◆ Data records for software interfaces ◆
○ ○ ○

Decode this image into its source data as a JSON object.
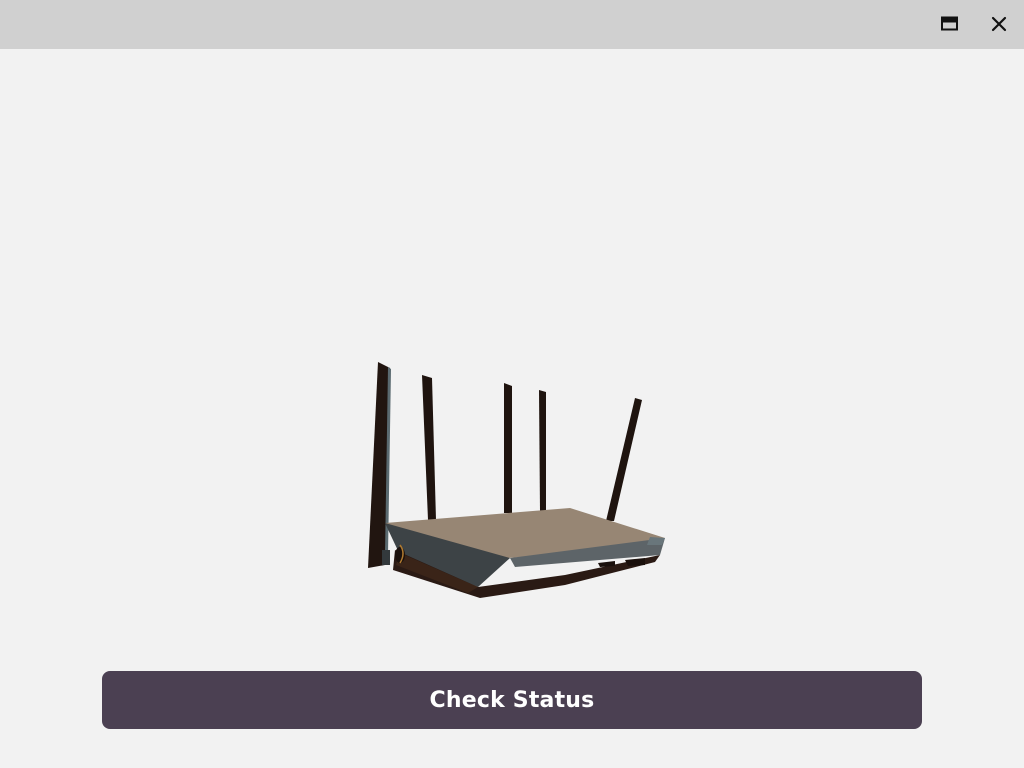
{
  "window": {
    "controls": {
      "restore_icon": "restore-window-icon",
      "close_icon": "close-icon"
    }
  },
  "main": {
    "illustration_icon": "wifi-router-illustration",
    "action_button_label": "Check Status"
  },
  "colors": {
    "titlebar": "#d0d0d0",
    "background": "#f2f2f2",
    "button": "#4b4052",
    "button_text": "#ffffff"
  }
}
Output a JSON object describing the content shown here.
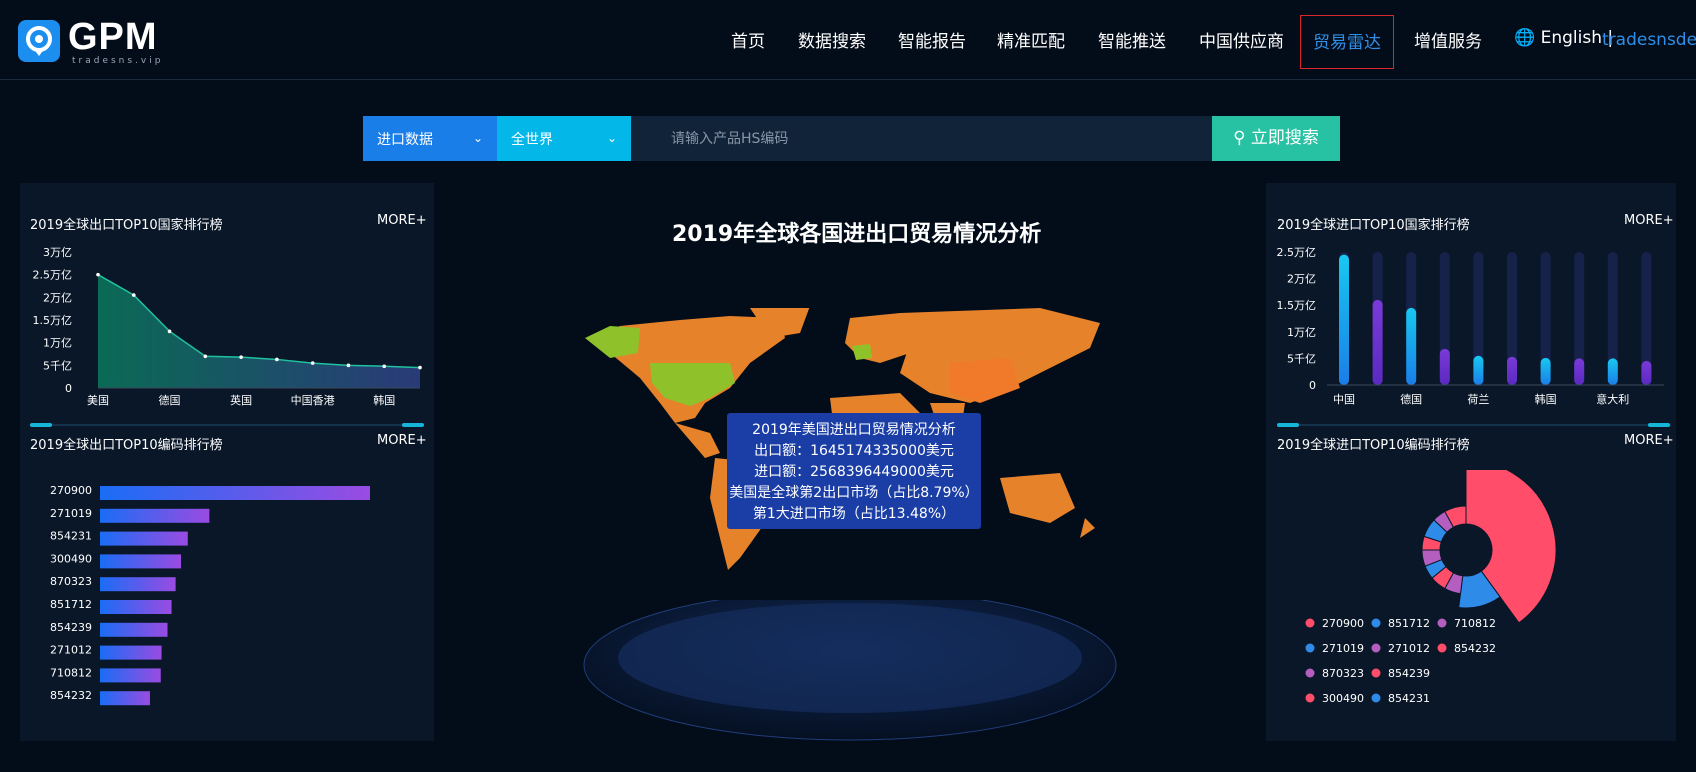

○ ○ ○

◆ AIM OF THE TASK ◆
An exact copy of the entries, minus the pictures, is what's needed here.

◆ YOUR SOLUTION ◆
Decode this image into its source data as a JSON object.
{
  "window": {
    "controls": {
      "restore_icon": "restore-window-icon",
      "close_icon": "close-icon"
    }
  },
  "main": {
    "illustration_icon": "wifi-router-illustration",
    "action_button_label": "Check Status"
  },
  "colors": {
    "titlebar": "#d0d0d0",
    "background": "#f2f2f2",
    "button": "#4b4052",
    "button_text": "#ffffff"
  }
}
Output a JSON object describing the content shown here.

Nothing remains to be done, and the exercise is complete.